In the end, I actually got quite sick from the stress and my whole body just went into shutdown and I ended up in hospital. Nothing is worth that. Nothing is worth sacrificing your happiness, other people's happiness, and your health.

I know it is controversial, but I think sometimes making a career out of your passion can be total bullshit because it can destroy everything that you love about it. I just feel that there is so much pressure to be incredible and successful and to do it in such a beautiful way that sometimes it’s not beautiful. 

The decision to finally quit Lunch Lady was hard. I felt like I was letting everyone down. And it was definitely a process in grieving – I think a lot of people around me just assumed that I would be relieved and happy. Eventually, I did get there, but I really did feel quite lost because it had been my life for many years.

I know it is controversial, but I think sometimes making a career out of your passion can be total bullshit because it can destroy everything that you love about it. I just feel that there is so much pressure to be incredible and successful and to do it in such a beautiful way that sometimes it's not beautiful. 

Sometimes there's a real liberation in not caring and just doing something and being the way you are and sharing that.
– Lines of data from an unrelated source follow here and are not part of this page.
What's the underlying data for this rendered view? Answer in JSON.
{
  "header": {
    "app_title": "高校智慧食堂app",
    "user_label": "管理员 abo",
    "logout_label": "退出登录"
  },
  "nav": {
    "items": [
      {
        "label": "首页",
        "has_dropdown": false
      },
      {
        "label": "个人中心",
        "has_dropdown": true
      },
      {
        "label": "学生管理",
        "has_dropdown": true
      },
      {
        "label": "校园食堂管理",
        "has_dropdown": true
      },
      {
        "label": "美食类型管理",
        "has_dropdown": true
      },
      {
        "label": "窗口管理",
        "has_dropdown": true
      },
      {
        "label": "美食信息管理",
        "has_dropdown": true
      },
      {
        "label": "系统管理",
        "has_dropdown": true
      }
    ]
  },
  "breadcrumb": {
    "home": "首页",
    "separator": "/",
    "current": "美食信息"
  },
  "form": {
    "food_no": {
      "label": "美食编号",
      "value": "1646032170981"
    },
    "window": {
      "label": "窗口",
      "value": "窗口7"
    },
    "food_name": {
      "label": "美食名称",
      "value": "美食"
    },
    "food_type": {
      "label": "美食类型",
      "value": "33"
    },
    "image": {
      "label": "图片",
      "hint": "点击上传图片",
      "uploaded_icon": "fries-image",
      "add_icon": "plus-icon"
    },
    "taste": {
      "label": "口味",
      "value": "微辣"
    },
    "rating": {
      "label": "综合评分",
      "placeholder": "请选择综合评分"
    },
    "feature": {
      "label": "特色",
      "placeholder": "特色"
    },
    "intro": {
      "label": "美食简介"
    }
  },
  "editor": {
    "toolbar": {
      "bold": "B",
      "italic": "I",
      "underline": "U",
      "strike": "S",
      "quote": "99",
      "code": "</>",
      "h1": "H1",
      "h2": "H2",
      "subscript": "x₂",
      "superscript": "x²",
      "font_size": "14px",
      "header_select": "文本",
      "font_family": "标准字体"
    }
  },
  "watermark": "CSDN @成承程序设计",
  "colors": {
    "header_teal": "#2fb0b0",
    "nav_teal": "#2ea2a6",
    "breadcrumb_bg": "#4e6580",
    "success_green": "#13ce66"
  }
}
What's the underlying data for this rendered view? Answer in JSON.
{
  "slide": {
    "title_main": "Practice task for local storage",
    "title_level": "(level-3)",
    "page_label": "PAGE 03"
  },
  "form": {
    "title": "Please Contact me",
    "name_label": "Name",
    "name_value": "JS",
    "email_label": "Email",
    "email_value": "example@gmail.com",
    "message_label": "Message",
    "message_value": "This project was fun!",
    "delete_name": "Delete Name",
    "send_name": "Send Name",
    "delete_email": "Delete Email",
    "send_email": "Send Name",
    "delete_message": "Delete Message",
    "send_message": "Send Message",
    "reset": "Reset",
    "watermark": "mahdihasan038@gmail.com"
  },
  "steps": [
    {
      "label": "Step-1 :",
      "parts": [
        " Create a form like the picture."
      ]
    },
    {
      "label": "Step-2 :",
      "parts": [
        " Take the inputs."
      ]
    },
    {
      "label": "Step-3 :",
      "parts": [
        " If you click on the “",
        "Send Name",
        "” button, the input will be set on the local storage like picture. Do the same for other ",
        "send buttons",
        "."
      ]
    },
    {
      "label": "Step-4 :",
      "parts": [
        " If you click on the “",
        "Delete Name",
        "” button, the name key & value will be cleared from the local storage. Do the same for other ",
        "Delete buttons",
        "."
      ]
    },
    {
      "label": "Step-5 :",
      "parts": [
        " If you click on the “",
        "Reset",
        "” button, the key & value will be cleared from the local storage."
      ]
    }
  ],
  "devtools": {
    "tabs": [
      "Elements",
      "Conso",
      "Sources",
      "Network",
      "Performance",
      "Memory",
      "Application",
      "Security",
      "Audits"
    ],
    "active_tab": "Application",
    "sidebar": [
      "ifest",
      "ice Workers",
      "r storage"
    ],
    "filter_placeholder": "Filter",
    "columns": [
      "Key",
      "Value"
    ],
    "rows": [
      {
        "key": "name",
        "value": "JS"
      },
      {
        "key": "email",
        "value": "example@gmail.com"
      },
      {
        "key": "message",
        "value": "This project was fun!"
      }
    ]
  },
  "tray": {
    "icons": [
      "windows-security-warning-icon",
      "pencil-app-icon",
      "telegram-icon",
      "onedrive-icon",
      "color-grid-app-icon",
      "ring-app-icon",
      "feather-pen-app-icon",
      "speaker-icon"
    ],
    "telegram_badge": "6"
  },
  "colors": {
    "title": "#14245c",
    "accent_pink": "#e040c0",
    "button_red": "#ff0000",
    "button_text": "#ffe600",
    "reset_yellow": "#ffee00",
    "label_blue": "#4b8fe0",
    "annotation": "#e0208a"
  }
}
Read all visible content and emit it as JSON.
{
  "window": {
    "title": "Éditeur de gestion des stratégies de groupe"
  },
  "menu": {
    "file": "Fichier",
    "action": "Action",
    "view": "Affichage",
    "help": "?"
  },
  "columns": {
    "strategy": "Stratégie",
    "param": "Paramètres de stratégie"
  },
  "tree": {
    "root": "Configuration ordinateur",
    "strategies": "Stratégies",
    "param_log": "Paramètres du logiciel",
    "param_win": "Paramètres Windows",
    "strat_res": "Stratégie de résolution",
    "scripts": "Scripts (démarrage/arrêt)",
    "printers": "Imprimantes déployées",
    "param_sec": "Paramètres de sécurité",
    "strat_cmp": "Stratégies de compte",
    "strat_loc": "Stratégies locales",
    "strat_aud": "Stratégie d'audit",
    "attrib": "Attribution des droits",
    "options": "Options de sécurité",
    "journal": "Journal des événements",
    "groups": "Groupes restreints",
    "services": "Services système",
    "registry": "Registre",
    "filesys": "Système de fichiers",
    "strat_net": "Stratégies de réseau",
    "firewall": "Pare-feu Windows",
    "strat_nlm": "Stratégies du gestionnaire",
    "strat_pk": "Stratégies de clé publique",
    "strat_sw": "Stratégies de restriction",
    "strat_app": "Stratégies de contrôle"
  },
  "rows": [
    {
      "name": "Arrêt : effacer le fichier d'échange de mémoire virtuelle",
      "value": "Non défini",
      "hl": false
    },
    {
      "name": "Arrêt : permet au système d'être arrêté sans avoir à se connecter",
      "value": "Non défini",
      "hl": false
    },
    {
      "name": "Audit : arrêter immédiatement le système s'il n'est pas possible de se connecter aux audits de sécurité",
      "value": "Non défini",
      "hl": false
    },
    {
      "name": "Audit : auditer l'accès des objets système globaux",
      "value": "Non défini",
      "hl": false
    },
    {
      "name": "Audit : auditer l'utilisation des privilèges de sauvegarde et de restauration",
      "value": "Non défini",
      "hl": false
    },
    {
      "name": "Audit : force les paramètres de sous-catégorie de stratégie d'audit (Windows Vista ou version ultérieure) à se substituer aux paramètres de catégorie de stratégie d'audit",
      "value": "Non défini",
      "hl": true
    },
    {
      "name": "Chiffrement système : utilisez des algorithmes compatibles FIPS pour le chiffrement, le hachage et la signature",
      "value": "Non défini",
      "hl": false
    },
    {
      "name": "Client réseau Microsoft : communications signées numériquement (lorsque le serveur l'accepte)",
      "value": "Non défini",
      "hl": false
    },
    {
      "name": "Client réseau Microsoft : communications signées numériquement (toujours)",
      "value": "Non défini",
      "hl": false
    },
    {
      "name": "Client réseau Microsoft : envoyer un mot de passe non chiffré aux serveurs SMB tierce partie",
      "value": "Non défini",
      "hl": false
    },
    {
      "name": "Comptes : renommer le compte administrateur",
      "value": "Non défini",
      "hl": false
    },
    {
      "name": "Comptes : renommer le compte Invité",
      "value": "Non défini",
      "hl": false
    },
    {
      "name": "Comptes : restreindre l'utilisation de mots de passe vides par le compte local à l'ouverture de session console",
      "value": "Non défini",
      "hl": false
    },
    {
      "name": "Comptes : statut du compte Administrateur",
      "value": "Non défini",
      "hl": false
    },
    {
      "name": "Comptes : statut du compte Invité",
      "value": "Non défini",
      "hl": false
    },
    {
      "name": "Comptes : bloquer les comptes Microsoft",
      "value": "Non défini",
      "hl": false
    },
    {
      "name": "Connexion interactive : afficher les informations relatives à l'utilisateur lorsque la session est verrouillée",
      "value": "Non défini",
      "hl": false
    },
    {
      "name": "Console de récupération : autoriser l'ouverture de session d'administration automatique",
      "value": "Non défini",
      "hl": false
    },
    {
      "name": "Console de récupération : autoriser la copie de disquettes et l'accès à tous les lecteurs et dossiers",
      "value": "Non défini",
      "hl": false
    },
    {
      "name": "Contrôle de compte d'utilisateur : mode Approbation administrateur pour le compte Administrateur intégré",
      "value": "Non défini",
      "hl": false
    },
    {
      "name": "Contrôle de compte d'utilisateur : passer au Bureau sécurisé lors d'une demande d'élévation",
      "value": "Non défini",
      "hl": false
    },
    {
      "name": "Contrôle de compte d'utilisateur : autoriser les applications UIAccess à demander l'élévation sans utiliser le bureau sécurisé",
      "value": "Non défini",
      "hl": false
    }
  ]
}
I don't care that people know that I ended up the way that I did, because it means I'm not there now.

 
Art by  Evie Cahir

Art by Evie Cahir

 

Summary:
Notes on dealing with burnout, overwhelm and shock

 + Listen to your self-talk and as Susan Carland suggests, picture your “future self”

+ Ask for help from friends, colleagues and loved ones – no one can read your mind

+ Take care of yourself first so you be your best for others

+ Remember burnout is not a trophy

+ Creativity is like breathing – you need to breathe in order to breathe out

+ Remember you have time

+ Step away from your work

+ Take digital breaks

+ Distinguish between burning out and feeling crispy, as Honor Eastly details

+ Allow yourself to disappoint people

+ Do something unrelated to your work – be it a new project or going for a walk

+ Create a list for yourself that reminds you of the symptoms of burnout and what helps, as suggested by Amy Middleton

+ Get to know your own energy levels and cycles

+ Consider seeking help from a professional to develop strategies for stress and anxiety


Want more inspiration?

Subscribe to our newsletter to get your free morning routine workbook with illustrations by Gorkie and feel a little better about not being so great at mornings. 

You'll also receive our most recent interviews, musings, experiments and inspiration in our regular-ish newsletter. 

CollectionsMadeleine Dore